SAN ANTONIO — On Oct. 1, 1959, Elder Ezra Taft Benson, an apostle of The Church of Jesus Christ of Latter-day Saints, stepped into a 150-year-old historic Baptist church near Red Square in Moscow during the Cold War and gave an impromptu Christian sermon.
Reid L. Neilson of the LDS Church History Department described the visit during the Mormon History Association Conference on June 6.
Ezra Taft Benson, acting in his position as U.S. Secretary of Agriculture, was concluding his stay in the Soviet Union as part of a two-week diplomatic tour of Eastern Europe, when, as he said in his own words, “the most remarkable incident of the entire trip occurred the last evening in Moscow.”
Elder Benson had been trying to visit different churches in Russia, to no avail. He just wanted to celebrate Jesus Christ on Russian soil, Neilson explained. It was not until the last night on the way to the airport that Elder Benson talked a chauffeur into doing a U-turn near a church — and the memorable sermon began.
Entering the church on that rainy evening, they found the church filled.
“We were ushered into a place near the pulpit,” Elder Benson recalled. He had not come prepared to speak but spontaneously testified of Jesus Christ.
“It was very kind of your minister to ask me to extend greetings to you,” he began. “I bring you greetings from the millions and millions of church people in America and around the world. Our Heavenly Father is not far away. He can be very close to us. I know that God lives. He is our Father. Jesus Christ, the Redeemer of the World, watches over this earth. He will direct all things. Be unafraid, keep his commandments, love one another, pray for peace and all will be well.”
He continued, “This life is only a part of eternity. We lived before we came here as spiritual children of God. We will live again after we leave this life. Christ broke the bonds of death and was resurrected. We will all be resurrected.”
Elder Benson concluded with his testimony as an apostle: “I leave you my witness as a church servant for many years that the truth will endure. Time is always on our side. God bless you and keep you all the days of your life, I pray in the name of Jesus Christ.”
Neilson described how Elder Benson remembered the reaction to his words, translated on the spot into Russian. Women waved handkerchiefs, men nodded their heads and many cried in the congregation. They finished by singing “God Be With You Till We Meet Again.”
Elder Benson, who became the 13th president of the LDS Church, often referred to that night in later writing, once reminiscing, “It has been my privilege to speak before many church groups in all parts of the world, but the impact of that experience is almost indescribable.
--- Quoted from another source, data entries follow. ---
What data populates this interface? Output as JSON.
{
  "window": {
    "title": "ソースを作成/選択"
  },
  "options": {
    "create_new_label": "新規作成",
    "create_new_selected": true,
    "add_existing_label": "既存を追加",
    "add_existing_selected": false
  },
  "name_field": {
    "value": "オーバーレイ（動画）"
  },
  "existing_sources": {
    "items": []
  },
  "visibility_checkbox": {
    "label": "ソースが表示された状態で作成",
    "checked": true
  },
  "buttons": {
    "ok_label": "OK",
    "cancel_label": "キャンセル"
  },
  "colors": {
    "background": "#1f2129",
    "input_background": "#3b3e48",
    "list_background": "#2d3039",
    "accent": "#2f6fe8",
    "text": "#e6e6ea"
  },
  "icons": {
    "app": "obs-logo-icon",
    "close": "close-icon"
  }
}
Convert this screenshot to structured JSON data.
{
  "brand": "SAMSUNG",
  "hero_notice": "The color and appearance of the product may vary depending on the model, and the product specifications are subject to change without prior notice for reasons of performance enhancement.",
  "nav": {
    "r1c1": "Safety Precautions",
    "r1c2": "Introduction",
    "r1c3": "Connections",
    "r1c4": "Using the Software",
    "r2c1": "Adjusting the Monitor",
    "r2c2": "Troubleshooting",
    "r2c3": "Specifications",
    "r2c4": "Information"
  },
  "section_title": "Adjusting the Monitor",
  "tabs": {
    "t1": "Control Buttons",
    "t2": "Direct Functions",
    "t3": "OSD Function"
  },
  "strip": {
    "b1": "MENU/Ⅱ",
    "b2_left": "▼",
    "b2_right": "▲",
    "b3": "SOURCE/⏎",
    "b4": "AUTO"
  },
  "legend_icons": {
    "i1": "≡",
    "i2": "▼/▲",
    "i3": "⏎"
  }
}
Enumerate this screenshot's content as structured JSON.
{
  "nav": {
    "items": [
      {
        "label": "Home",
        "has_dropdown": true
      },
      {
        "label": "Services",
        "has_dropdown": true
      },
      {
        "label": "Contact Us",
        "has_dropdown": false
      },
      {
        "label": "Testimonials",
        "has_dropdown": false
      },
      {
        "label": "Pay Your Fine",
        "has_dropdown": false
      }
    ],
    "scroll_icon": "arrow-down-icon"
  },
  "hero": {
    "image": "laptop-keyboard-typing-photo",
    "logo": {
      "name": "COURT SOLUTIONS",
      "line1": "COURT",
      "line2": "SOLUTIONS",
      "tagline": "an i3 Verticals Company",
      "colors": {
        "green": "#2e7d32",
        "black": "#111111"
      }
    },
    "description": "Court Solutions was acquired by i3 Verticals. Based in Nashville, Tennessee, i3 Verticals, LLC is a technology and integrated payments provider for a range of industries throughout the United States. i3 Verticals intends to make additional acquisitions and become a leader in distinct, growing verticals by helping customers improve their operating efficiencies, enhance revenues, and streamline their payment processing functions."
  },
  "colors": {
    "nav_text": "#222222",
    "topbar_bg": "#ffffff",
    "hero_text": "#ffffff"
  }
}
I shall never forget that evening as long as I live. Seldom have I felt the oneness of mankind and the unquenchable yearning of the human heart for freedom so keenly as at that moment.”
For a report of the meeting from Grant Salisbury and Warren K. Leffler, the writer-photographer team for “U.S. News & World Report” that accompanied Secretary of Agriculture Ezra T. Benson to Russia, see the related blog post at Keepapitchinin.org.
Emily W. Jensen enjoys writing, editing, reading and eating dark chocolate, sometimes simultaneously. She happily covered the Mormon blogs for the Deseret News for five years. Email: firstname.lastname@example.org
- Mormon couple celebrates 75 years of true love
- New collaboration helps track pioneer...
- Mormon Tabernacle Choir sings 'Happy' medley...
- Defending the Faith: Remembering the Exodus...
- Hamblin & Peterson: Constantine's influence...
- What life was like for the Mormon pioneers...
- 66,511 volunteers set FamilySearch indexing...
- 'Deseret News National Edition': Hobby Lobby,...
- Defending the Faith: Remembering the... 34
- In Our Lovely Deseret: Who were the... 21
- After government topples crosses in... 17
- 66,511 volunteers set FamilySearch... 17
- What life was like for the Mormon... 16
- Hamblin & Peterson: Constantine's... 15
- Carmen Rasmusen Herbert: Reba McEntire... 13
- Thirty countries require leaders to... 4